Within the Care team, the majority of our work involves representing parents or children within active care proceedings which are cases that have been initiated by the Local Authority, due to current concerns. However, we are also approached by parents or family members that are seeking to discharge care orders that have been granted in previous care proceedings, who seek to have their children returned to their care.
In March 2021, we were approached by a Mother whose son Oscar* had been removed from her care at the conclusion of a care proceedings case in August 2018. Unfortunately, the Mother (who was a young single mother at the time) had been struggling to meet the needs of her non-verbal autistic child and the court believed that it was in Oscar’s best interests to place him in a long-term foster placement following the final hearing.
The mother was extremely upset that her son was being removed from her care, but she was able to maintain contact with Oscar and she used the period of separation to improve herself and grow as a person. Latterly, problems developed in communication with her and the local authority after she became concerned that contact between her and her son had stopped without adequate explanation and also, there had been issues with a lack of stability within the placement and the Local Authority not handling Oscar’s case in the best way they could do.
Before coming to see us to make the application, the Mother wanted to ensure that she had done the necessary work to show significant change since the care proceedings concluded. She engaged with therapy, she educated herself about autism and what is required to meet the needs of an autistic child, and she learned Makaton sign language so that she could communicate better with Oscar. During this period, the mother had also found stability with a new partner, and she had had a daughter with this individual (whom the Local Authority had no concerns about). When the mother approached our firm, she had made significant improvements and she was clear thatit was in Oscar’s best interests to be returned to her care.

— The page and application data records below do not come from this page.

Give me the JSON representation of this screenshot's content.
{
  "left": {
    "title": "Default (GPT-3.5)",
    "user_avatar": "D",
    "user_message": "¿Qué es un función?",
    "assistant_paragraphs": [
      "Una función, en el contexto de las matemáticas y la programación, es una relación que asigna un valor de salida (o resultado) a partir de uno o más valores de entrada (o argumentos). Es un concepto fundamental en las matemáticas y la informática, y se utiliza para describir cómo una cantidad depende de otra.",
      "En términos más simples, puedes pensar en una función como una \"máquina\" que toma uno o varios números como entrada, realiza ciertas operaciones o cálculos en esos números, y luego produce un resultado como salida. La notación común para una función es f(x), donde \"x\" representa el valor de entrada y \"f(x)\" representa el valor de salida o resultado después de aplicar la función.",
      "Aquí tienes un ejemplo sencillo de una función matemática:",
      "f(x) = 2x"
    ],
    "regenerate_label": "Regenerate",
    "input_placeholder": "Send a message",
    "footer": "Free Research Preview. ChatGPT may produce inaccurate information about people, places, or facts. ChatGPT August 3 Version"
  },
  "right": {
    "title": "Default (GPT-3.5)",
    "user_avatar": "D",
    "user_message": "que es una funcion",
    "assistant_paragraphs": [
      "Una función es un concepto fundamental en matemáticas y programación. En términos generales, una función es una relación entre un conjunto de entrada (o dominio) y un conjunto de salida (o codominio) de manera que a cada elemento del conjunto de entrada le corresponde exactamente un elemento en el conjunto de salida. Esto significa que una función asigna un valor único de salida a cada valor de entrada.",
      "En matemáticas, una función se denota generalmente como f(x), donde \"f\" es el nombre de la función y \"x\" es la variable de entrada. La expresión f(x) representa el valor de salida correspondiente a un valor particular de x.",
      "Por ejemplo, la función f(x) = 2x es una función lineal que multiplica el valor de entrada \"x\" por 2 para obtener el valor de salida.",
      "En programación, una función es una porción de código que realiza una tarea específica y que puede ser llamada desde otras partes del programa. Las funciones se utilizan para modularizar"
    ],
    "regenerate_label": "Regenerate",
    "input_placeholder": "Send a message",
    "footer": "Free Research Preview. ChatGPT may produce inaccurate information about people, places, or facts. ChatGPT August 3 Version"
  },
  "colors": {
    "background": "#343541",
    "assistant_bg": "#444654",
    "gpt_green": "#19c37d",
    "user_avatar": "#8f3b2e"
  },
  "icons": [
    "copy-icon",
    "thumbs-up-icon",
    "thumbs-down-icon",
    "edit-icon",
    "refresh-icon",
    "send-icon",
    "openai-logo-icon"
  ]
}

As such, we applied for legal aid funding and once this was granted, we drafted an application to the court to discharge the care order in relation to Oscar. Alongside this application, we also filed a detailed statement which explained the grounds of our application, including the many changes made by the mother and why it was in Oscar’s best interests to be returned to her care. An initial hearing was listed shortly after, and the Local Authority and the child’s Guardian were made parties to the case.
As is typical in a discharge of care order case, we requested that the mother undergo a new parenting assessment by an Independent Social Worker. We then also requested an updated psychological assessment of the child and mother. Both assessments were necessary in demonstrating the current capabilities of the mother and Oscar and these assessments would also help identify what support is needed, if any, should Oscar be returned.
Whilst the discharge proceedings were ongoing, Oscar sadly experienced a series of placement breakdowns and he was moved from placement to placement, which is highly unsettling for any child but especially so for a child with severe autism. We stressed to the court and parties how harmful and disruptive this was for Oscar and we requested that he be placed with his mother in the interim, as a testing period, to see how he settled. After a short transitional period, Oscar was placed in the mother’s care in June 2021, and we were pleased that all of the professionals involved in the case recognised that Oscar was happy and thriving in her care.
The parenting assessment of the mother was overwhelmingly positive, and the psychological assessment highlighted how capable the mother was at understanding and meeting Oscar’s needs. The Local Authority and Guardian’s final evidence was then filed and served, which was extremely positive and supported our application to discharge the care order, with Oscar remaining in the mother’s care. A final hearing then took place in November 2021, during which the court discharged Oscar’s care order.
Discharge cases do not always have a positive outcome as parents have often not made sufficient changes. However, we were fortunate in this case to be representing such a devoted and dedicated mother who had worked hard to improve herself and to make the necessary changes to be reunited with her son. It was clear to all parties that it was the right decision to return Oscar to his mother and family, who adored him, and who would be able to meet his physical and emotional needs to a very high standard.
It was a pleasure working with this mother and it was hugely satisfying to help achieve this positive result for her. Indeed, it is cases like this that stay with us and help us to remember that we are making a positive impact in people’s lives. The mother shared these kind words with us following the conclusion of the case:
“I can never thankyou enough for all you have done for us and advised us on. This time last year I was broken and hopeless. This year I have my two beautiful children safe and home and loved. Oscar* will never fully understand any of this but he is thriving and knows he is loved and part of a family. My daughter has a chance to know her brother and he has a sister to grow with. I can never get back the time I lost but thanks to you and Anne, I don’t have to live another day without feeling whole.
If you ever feel like what your doing isn’t changing the world, know that you have saved my life. Eternally grateful. Thank you.”
*False name used to protect identity of child.
Georgia Austin – Paralegal
National Legal Service